[The problem]
The answer must consist of every line from the data that holds "neuer".

[Data for the task]
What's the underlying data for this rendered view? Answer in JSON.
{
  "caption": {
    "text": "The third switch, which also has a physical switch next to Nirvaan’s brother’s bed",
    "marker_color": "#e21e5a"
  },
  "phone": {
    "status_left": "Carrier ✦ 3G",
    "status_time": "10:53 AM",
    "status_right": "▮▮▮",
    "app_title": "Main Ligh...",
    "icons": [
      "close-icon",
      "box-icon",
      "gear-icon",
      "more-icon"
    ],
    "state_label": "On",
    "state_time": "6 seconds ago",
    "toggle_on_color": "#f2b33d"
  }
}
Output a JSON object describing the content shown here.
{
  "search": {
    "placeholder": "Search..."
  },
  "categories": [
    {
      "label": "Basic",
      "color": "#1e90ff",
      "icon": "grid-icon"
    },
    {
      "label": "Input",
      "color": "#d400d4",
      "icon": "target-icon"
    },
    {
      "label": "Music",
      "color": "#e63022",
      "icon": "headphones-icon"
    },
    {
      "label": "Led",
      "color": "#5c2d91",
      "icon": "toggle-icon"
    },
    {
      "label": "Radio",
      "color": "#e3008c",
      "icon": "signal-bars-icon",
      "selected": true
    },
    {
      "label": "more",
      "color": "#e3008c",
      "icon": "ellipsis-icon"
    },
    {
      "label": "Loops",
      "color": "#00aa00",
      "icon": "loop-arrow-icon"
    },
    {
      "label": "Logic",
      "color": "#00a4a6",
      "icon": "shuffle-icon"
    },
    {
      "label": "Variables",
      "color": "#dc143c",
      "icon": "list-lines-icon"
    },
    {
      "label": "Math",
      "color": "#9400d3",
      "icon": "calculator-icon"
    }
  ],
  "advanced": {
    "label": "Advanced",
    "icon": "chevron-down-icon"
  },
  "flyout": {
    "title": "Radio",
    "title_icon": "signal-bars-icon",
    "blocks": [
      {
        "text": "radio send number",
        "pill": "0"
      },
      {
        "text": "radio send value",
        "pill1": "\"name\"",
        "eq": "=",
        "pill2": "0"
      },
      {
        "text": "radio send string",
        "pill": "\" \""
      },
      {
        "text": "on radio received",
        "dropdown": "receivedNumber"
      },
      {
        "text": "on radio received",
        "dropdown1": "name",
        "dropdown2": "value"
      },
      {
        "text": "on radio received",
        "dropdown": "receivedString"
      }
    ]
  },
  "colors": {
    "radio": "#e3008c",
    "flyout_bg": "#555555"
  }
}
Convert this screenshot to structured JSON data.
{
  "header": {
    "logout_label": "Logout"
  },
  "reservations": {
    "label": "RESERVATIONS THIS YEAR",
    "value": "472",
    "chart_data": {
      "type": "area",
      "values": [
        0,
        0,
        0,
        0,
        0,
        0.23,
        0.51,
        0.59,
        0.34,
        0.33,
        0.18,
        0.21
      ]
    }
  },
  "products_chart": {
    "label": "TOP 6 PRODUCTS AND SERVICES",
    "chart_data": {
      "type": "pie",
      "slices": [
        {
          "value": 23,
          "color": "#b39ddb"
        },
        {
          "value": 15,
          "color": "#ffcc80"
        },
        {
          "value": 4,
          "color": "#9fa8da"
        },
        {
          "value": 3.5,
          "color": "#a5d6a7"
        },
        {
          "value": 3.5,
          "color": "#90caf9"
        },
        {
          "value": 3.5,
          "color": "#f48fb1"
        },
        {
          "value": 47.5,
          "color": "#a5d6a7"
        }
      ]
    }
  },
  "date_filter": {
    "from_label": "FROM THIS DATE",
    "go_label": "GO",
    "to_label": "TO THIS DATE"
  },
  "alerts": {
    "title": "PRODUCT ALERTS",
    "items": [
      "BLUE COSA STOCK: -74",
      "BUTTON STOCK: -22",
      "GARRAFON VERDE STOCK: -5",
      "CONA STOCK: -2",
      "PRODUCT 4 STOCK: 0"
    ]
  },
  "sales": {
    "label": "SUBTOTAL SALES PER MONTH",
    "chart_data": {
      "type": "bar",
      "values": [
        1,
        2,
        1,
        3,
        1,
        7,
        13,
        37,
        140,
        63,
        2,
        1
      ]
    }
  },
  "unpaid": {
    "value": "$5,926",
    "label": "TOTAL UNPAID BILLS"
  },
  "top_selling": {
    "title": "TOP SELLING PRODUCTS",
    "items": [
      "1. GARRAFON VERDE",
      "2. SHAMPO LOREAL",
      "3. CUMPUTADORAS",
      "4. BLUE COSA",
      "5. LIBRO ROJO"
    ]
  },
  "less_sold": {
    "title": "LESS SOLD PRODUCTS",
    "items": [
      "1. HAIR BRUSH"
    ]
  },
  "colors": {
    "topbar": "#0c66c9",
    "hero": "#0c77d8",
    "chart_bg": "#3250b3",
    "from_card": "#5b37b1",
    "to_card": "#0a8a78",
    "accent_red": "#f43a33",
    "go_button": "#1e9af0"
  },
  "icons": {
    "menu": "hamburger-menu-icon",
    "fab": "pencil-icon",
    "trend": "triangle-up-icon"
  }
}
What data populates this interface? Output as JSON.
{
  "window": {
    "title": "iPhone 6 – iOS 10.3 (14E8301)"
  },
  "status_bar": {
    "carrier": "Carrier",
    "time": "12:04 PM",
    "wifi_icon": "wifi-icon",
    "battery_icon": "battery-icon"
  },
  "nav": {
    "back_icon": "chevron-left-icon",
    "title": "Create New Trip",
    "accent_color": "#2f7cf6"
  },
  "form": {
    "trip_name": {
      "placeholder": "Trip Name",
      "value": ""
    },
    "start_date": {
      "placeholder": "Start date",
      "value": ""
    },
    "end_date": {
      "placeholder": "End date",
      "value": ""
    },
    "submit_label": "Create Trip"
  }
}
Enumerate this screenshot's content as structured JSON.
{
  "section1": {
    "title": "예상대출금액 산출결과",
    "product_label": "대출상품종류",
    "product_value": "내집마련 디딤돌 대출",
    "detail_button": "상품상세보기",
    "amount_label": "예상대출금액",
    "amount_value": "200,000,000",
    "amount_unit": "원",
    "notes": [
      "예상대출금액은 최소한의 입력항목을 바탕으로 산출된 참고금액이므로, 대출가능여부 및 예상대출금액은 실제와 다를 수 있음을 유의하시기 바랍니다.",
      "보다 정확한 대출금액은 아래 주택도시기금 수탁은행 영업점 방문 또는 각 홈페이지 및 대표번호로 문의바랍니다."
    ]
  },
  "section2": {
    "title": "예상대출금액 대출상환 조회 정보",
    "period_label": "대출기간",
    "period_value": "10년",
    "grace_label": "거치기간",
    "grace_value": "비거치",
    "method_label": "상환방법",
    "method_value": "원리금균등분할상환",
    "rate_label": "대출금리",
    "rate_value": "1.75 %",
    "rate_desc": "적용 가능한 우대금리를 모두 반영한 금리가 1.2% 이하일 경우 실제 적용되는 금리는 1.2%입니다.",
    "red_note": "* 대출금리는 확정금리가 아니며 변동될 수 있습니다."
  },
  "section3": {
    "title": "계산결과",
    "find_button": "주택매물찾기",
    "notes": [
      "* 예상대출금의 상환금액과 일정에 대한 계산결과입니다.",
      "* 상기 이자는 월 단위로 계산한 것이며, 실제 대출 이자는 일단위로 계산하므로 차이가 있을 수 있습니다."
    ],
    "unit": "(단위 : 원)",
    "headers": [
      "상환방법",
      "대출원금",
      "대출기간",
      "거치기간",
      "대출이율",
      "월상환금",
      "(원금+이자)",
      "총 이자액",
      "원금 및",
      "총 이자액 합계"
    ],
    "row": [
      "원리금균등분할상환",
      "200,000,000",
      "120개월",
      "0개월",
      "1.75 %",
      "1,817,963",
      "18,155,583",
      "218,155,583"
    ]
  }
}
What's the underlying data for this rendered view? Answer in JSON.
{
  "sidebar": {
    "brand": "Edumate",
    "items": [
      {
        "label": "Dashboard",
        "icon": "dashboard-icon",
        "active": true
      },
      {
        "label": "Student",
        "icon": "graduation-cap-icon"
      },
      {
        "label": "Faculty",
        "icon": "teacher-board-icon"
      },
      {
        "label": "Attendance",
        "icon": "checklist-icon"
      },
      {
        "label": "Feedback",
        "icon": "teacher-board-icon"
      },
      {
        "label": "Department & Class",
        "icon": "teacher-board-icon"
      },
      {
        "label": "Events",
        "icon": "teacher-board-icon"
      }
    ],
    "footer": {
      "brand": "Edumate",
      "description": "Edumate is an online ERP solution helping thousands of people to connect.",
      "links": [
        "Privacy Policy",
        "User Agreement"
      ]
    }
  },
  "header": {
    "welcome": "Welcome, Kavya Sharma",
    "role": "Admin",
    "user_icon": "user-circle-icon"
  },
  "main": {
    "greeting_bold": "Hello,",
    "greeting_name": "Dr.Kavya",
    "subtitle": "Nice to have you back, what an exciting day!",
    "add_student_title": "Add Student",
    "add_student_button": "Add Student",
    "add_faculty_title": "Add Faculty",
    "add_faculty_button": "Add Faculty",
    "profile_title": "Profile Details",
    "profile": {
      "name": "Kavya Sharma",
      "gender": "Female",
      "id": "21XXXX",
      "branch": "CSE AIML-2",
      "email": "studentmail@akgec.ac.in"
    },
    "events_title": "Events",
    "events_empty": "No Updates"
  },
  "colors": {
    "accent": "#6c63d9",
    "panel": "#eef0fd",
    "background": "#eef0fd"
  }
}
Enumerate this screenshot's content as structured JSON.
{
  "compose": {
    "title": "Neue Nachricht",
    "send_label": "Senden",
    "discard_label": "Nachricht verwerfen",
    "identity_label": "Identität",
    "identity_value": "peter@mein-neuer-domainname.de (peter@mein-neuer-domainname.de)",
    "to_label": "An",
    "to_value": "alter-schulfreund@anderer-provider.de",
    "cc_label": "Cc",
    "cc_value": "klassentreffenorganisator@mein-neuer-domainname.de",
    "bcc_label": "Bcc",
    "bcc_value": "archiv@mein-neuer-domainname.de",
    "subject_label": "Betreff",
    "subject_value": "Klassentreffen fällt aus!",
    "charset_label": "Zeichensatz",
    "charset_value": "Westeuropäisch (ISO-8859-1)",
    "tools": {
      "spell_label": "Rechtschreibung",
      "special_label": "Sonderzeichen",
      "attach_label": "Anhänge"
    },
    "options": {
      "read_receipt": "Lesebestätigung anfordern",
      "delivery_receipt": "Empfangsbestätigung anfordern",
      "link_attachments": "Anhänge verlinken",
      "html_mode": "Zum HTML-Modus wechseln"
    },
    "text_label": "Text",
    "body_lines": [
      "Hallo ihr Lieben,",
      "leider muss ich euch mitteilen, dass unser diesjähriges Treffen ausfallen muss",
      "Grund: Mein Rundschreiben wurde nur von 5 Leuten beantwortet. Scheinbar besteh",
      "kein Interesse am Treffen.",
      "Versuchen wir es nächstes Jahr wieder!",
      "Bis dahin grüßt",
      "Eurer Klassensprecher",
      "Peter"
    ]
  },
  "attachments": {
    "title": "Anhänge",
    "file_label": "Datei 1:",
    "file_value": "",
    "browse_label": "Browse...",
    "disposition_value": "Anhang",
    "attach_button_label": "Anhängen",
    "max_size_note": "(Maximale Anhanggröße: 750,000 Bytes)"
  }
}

[Problem solution]
    "identity_value": "peter@mein-neuer-domainname.de (peter@mein-neuer-domainname.de)",
    "cc_value": "klassentreffenorganisator@mein-neuer-domainname.de",
    "bcc_value": "archiv@mein-neuer-domainname.de",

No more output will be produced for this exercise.